- Movie Rating -

The Adventures of Buckaroo Banzai Across the 8th Dimension (1984)

| August 15, 1984

Walking into The Adventure of Buckaroo Banzai Across the 8th Dimension sort of requires you to meet it halfway.  It seems to be written that way.  It feels like you’ve been dumped in the middle of Chapter 12 of an ongoing serial that has already introduced most of the characters and all of the motivations and has no time for a recap.  When it is over, you’re sure that there is another chapter and, in fact, the movie promises one.

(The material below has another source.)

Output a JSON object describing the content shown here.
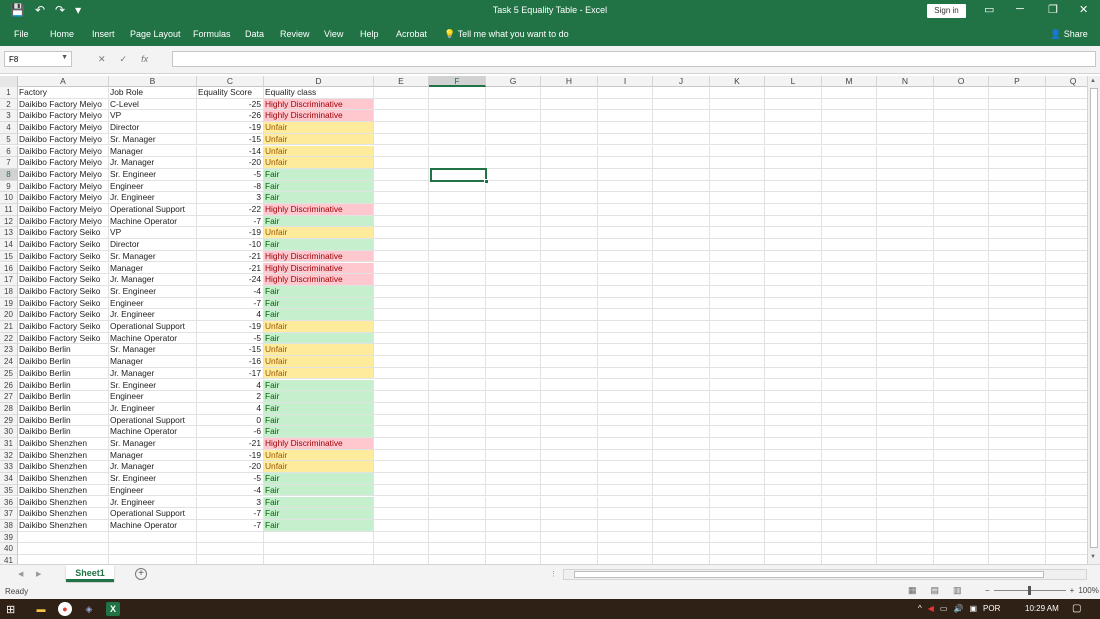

That is both to its credit and, kind of, to its detriment.  The movie feels off-balance, like we’re not being given crucial elements to the plot.  We understand it but there are a lot of characters and developments that are unfocused and unfinished.  And yet, it is hard to dislike this movie.

The titular hero is Buckaroo Banzai, a master of multi-tasking, who works as a scientist, a neuro-surgeon and is the lead singer of a rock group, The Hong Kong Cavaliers.  He’s also half-American and half-Japanese, but in Peter Weller you couldn’t tell.  As the movie opens, he is late to a test of a new supersonic vehicle because he was busy performing delicate brain surgery that no other neurosurgeon was capable of performing. 

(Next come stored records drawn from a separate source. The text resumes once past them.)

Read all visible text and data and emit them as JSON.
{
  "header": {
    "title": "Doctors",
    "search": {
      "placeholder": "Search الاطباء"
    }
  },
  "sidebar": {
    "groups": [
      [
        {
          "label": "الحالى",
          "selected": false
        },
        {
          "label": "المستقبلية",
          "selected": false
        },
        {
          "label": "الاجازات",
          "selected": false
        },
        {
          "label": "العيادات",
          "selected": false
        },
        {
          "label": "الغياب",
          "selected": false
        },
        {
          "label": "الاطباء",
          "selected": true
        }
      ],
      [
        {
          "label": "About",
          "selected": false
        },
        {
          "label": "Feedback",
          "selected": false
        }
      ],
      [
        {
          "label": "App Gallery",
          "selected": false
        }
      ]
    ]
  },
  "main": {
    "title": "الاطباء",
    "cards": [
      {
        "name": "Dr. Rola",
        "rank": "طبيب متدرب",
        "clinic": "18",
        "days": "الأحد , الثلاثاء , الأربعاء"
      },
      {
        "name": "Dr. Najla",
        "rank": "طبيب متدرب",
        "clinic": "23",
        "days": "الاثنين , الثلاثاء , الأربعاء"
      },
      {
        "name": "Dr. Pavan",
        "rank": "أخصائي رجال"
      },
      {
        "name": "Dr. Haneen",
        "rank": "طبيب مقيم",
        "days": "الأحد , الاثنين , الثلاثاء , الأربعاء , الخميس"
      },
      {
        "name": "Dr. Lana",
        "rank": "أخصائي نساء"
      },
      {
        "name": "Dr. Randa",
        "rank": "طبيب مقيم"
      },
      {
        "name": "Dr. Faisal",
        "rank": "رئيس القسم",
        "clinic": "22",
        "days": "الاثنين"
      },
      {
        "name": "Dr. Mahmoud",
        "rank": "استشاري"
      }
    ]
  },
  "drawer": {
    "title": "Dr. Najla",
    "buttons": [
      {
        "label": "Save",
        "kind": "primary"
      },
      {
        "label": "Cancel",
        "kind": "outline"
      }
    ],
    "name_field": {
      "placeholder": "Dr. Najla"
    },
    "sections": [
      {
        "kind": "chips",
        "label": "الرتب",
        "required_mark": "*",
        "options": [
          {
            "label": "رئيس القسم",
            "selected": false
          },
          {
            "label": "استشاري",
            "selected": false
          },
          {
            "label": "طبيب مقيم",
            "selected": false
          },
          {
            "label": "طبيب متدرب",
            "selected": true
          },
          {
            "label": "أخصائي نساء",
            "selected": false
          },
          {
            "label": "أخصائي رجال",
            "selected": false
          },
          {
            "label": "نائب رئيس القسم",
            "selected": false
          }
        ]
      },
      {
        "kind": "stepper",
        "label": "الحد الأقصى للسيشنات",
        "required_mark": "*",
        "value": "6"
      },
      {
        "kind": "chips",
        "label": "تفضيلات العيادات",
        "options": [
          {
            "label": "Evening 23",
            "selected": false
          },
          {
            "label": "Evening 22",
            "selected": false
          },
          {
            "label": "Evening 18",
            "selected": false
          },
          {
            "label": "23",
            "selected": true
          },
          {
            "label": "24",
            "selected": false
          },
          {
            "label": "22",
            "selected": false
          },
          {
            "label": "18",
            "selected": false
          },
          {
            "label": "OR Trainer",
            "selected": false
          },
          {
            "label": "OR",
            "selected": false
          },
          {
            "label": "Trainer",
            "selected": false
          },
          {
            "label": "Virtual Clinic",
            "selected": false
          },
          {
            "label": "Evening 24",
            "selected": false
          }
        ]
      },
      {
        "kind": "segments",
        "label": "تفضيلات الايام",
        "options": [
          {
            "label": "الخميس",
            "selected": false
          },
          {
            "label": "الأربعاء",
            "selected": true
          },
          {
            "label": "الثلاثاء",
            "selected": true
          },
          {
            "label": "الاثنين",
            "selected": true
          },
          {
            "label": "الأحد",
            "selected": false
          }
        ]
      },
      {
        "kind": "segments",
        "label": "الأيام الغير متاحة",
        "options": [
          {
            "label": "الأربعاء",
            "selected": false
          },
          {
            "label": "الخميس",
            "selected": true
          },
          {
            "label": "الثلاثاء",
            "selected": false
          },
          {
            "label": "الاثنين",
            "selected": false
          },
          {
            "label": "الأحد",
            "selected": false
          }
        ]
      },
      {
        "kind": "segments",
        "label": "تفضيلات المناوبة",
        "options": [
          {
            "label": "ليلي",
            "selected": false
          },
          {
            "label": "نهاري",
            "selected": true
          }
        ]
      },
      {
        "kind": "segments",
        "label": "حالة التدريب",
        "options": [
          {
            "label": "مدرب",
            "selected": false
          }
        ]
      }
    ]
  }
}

In spite of his multiple talents, he gets mixed up in a weird plot by aliens to destroy Earth after his supersonic car drives through a mountain, briefly thrusting him into the 8th dimension, an alternate universe that contained “Electroids from Planet 10”, aliens who came to earth on November 1, 1938 just one day after Orson Welles infamous “War of the Worlds” broadcast – seems that the events at Grover’s Mill were not a hoax.  The aliens thereafter settled among us.

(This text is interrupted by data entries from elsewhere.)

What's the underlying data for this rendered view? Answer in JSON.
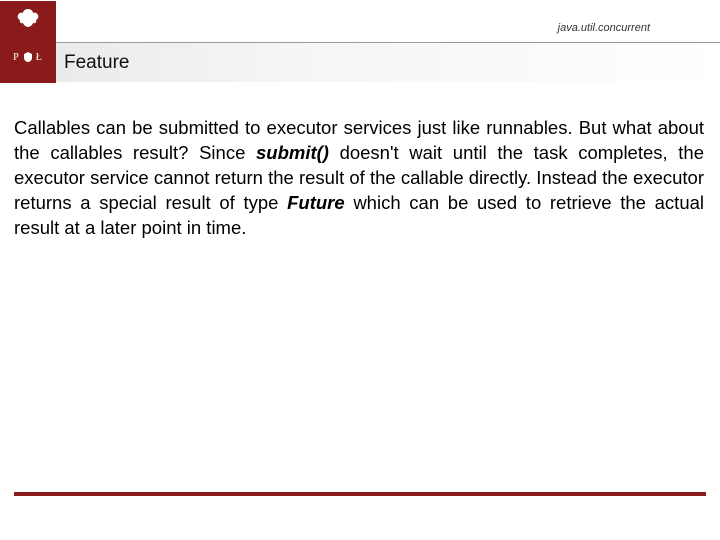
{
  "header": {
    "package": "java.util.concurrent",
    "title": "Feature",
    "logo": {
      "left_letter": "P",
      "right_letter": "Ł"
    }
  },
  "body": {
    "p1_a": "Callables can be submitted to executor services just like runnables. But what about the callables result? Since ",
    "p1_submit": "submit()",
    "p1_b": " doesn't wait until the task completes, the executor service cannot return the result of the callable directly. Instead the executor returns a special result of type ",
    "p1_future": "Future",
    "p1_c": " which can be used to retrieve the actual result at a later point in time."
  },
  "colors": {
    "brand": "#8b1a1a"
  }
}
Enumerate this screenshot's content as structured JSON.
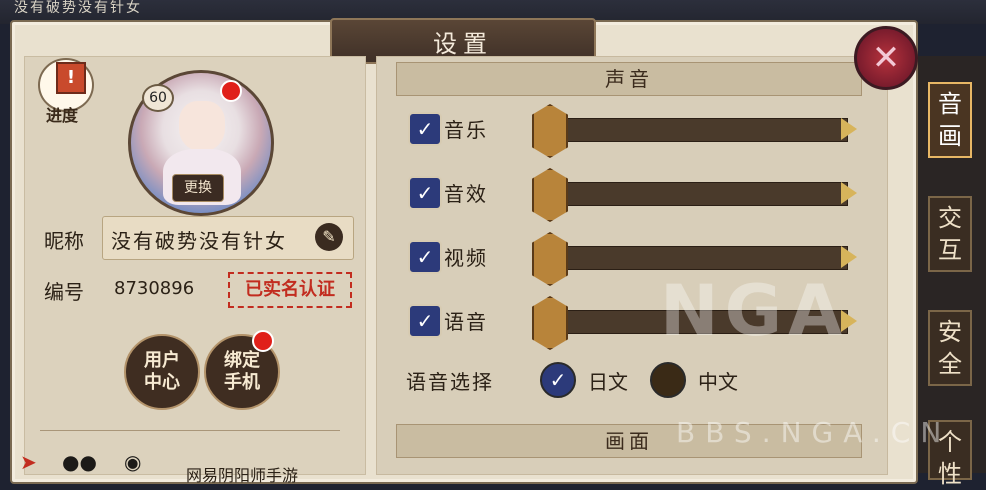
{
  "top": {
    "nickname_echo": "没有破势没有针女"
  },
  "title": "设置",
  "progress": {
    "label": "进度",
    "flag": "!"
  },
  "avatar": {
    "level": "60",
    "change_label": "更换"
  },
  "profile": {
    "nickname_label": "昵称",
    "nickname": "没有破势没有针女",
    "id_label": "编号",
    "id_value": "8730896",
    "verified": "已实名认证"
  },
  "buttons": {
    "user_center": "用户中心",
    "bind_phone": "绑定手机"
  },
  "bottom": {
    "text": "网易阴阳师手游"
  },
  "sections": {
    "sound": "声音",
    "display": "画面"
  },
  "sound_rows": [
    {
      "label": "音乐",
      "checked": true,
      "level": 0
    },
    {
      "label": "音效",
      "checked": true,
      "level": 0
    },
    {
      "label": "视频",
      "checked": true,
      "level": 0
    },
    {
      "label": "语音",
      "checked": true,
      "level": 0
    }
  ],
  "voice": {
    "label": "语音选择",
    "options": [
      {
        "label": "日文",
        "selected": true
      },
      {
        "label": "中文",
        "selected": false
      }
    ]
  },
  "side_tabs": [
    {
      "label": "音画",
      "active": true
    },
    {
      "label": "交互",
      "active": false
    },
    {
      "label": "安全",
      "active": false
    },
    {
      "label": "个性",
      "active": false
    }
  ],
  "watermark": {
    "logo": "NGA",
    "url": "BBS.NGA.CN"
  },
  "colors": {
    "accent": "#2c3a7a",
    "danger": "#c22c1f",
    "panel": "#e9e1cf"
  }
}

The plot to destroy us is run by the insane Dr. Emile Lizardo, who sports strange hair, bad skin and a weird mock-Italian accent that would rival Chico Marx.  He is one of many characters in this movie that are surface level, out-of-focus and never really explained.  He joins Ellen Barken as the suicidal Penny Priddy, Jeff Goldblum whose sole purpose here seems to be exposition and The President (Ronald Lacey) who is usually seen hanging upside down.

I couldn’t pass a test on this movie.  The plot is so strange and there are so many developments that run sideways, or are simply halfway developed, but strangely I didn’t mind.  The movie is so funny and so charming partially because it seems so unfocused that I found myself enjoying it even though I didn’t understand most it.  This is the kind of movie that cult status was made for, a movie that is dumped by its distributor, makes no money and then finds new life later on.  That’s what we have here.  It deserves to be seen, warts and all.

About the Author:

Jerry Roberts is a film critic and operator of two websites, Armchair Cinema and Armchair Oscars.